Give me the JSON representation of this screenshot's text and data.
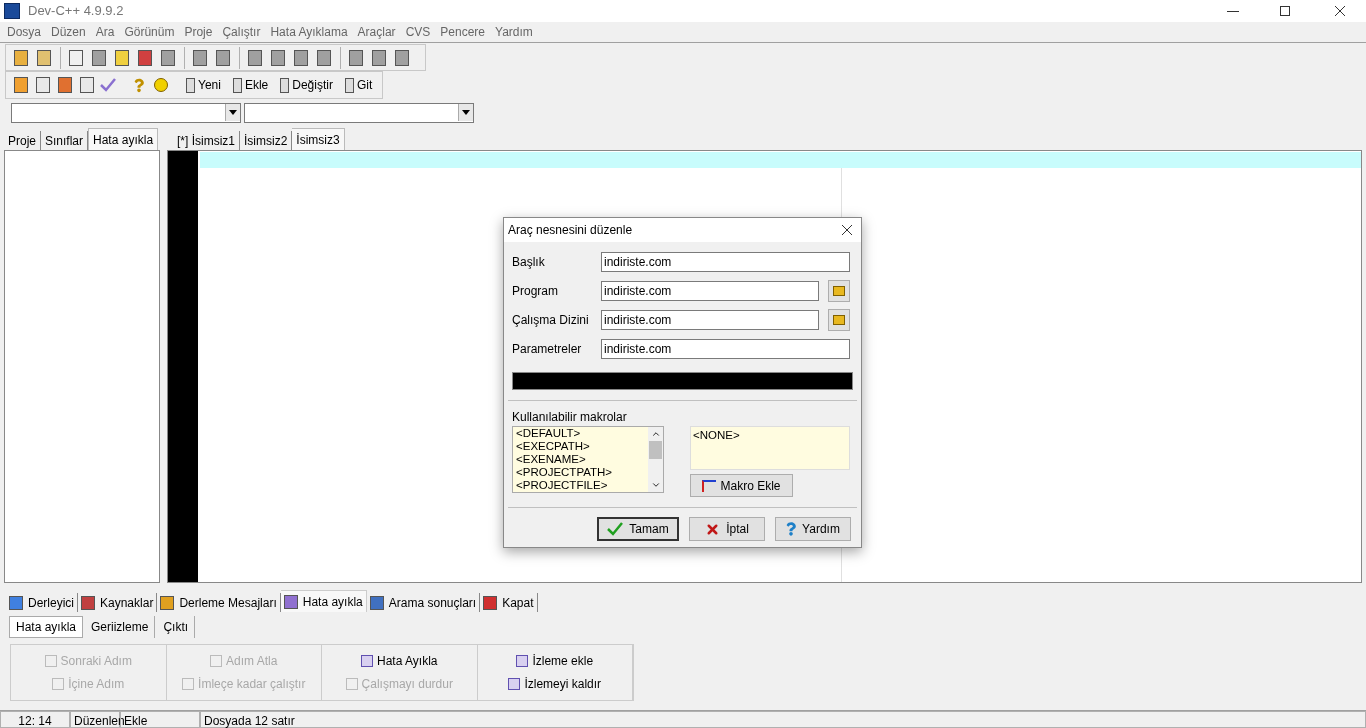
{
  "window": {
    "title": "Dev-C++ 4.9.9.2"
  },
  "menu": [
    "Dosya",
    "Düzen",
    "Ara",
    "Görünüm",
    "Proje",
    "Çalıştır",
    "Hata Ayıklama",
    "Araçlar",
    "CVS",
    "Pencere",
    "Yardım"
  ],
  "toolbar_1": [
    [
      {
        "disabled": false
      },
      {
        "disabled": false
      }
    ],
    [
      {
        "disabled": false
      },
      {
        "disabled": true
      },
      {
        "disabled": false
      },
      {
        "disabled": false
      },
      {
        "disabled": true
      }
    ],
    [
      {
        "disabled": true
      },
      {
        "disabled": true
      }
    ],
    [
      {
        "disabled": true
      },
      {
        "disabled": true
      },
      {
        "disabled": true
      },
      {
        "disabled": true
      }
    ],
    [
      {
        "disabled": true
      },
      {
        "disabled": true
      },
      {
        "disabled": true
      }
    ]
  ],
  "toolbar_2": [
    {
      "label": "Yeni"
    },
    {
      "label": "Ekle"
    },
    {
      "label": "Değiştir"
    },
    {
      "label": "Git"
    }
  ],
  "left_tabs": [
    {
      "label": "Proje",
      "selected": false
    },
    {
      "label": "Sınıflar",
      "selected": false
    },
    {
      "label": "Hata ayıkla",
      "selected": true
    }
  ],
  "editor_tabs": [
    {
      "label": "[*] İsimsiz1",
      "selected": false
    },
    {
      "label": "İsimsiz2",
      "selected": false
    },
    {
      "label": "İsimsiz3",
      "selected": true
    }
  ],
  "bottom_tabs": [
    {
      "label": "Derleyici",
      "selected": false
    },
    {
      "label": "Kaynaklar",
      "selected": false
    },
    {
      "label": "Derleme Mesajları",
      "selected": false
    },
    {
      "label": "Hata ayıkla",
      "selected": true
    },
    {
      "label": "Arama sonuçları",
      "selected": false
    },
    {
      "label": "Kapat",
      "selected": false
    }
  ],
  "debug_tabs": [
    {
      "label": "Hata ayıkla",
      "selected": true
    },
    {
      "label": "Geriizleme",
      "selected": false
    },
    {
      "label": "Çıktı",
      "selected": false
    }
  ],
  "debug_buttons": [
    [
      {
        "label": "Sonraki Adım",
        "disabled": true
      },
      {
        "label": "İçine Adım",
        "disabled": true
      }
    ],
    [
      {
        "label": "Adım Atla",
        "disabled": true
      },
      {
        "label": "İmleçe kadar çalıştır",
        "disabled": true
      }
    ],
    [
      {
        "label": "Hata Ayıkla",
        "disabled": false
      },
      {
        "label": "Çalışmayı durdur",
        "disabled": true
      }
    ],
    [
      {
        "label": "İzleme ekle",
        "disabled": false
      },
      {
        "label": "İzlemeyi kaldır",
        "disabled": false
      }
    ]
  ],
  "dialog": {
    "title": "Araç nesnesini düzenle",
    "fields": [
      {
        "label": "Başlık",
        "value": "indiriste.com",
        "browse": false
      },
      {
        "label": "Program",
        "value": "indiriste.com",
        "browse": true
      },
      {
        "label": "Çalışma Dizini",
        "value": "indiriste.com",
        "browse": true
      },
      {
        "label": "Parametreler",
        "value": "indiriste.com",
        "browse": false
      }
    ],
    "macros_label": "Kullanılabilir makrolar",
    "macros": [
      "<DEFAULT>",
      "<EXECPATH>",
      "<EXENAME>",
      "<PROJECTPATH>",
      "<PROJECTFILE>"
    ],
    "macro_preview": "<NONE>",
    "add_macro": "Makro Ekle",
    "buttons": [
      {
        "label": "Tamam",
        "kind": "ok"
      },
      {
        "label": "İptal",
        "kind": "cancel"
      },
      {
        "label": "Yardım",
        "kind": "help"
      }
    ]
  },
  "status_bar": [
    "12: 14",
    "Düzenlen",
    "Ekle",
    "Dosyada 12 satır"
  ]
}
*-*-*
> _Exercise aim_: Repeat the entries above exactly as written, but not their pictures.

> _Solution for this task_:
Give me the JSON representation of this screenshot's text and data.
{
  "window": {
    "title": "Dev-C++ 4.9.9.2"
  },
  "menu": [
    "Dosya",
    "Düzen",
    "Ara",
    "Görünüm",
    "Proje",
    "Çalıştır",
    "Hata Ayıklama",
    "Araçlar",
    "CVS",
    "Pencere",
    "Yardım"
  ],
  "toolbar_1": [
    [
      {
        "disabled": false
      },
      {
        "disabled": false
      }
    ],
    [
      {
        "disabled": false
      },
      {
        "disabled": true
      },
      {
        "disabled": false
      },
      {
        "disabled": false
      },
      {
        "disabled": true
      }
    ],
    [
      {
        "disabled": true
      },
      {
        "disabled": true
      }
    ],
    [
      {
        "disabled": true
      },
      {
        "disabled": true
      },
      {
        "disabled": true
      },
      {
        "disabled": true
      }
    ],
    [
      {
        "disabled": true
      },
      {
        "disabled": true
      },
      {
        "disabled": true
      }
    ]
  ],
  "toolbar_2": [
    {
      "label": "Yeni"
    },
    {
      "label": "Ekle"
    },
    {
      "label": "Değiştir"
    },
    {
      "label": "Git"
    }
  ],
  "left_tabs": [
    {
      "label": "Proje",
      "selected": false
    },
    {
      "label": "Sınıflar",
      "selected": false
    },
    {
      "label": "Hata ayıkla",
      "selected": true
    }
  ],
  "editor_tabs": [
    {
      "label": "[*] İsimsiz1",
      "selected": false
    },
    {
      "label": "İsimsiz2",
      "selected": false
    },
    {
      "label": "İsimsiz3",
      "selected": true
    }
  ],
  "bottom_tabs": [
    {
      "label": "Derleyici",
      "selected": false
    },
    {
      "label": "Kaynaklar",
      "selected": false
    },
    {
      "label": "Derleme Mesajları",
      "selected": false
    },
    {
      "label": "Hata ayıkla",
      "selected": true
    },
    {
      "label": "Arama sonuçları",
      "selected": false
    },
    {
      "label": "Kapat",
      "selected": false
    }
  ],
  "debug_tabs": [
    {
      "label": "Hata ayıkla",
      "selected": true
    },
    {
      "label": "Geriizleme",
      "selected": false
    },
    {
      "label": "Çıktı",
      "selected": false
    }
  ],
  "debug_buttons": [
    [
      {
        "label": "Sonraki Adım",
        "disabled": true
      },
      {
        "label": "İçine Adım",
        "disabled": true
      }
    ],
    [
      {
        "label": "Adım Atla",
        "disabled": true
      },
      {
        "label": "İmleçe kadar çalıştır",
        "disabled": true
      }
    ],
    [
      {
        "label": "Hata Ayıkla",
        "disabled": false
      },
      {
        "label": "Çalışmayı durdur",
        "disabled": true
      }
    ],
    [
      {
        "label": "İzleme ekle",
        "disabled": false
      },
      {
        "label": "İzlemeyi kaldır",
        "disabled": false
      }
    ]
  ],
  "dialog": {
    "title": "Araç nesnesini düzenle",
    "fields": [
      {
        "label": "Başlık",
        "value": "indiriste.com",
        "browse": false
      },
      {
        "label": "Program",
        "value": "indiriste.com",
        "browse": true
      },
      {
        "label": "Çalışma Dizini",
        "value": "indiriste.com",
        "browse": true
      },
      {
        "label": "Parametreler",
        "value": "indiriste.com",
        "browse": false
      }
    ],
    "macros_label": "Kullanılabilir makrolar",
    "macros": [
      "<DEFAULT>",
      "<EXECPATH>",
      "<EXENAME>",
      "<PROJECTPATH>",
      "<PROJECTFILE>"
    ],
    "macro_preview": "<NONE>",
    "add_macro": "Makro Ekle",
    "buttons": [
      {
        "label": "Tamam",
        "kind": "ok"
      },
      {
        "label": "İptal",
        "kind": "cancel"
      },
      {
        "label": "Yardım",
        "kind": "help"
      }
    ]
  },
  "status_bar": [
    "12: 14",
    "Düzenlen",
    "Ekle",
    "Dosyada 12 satır"
  ]
}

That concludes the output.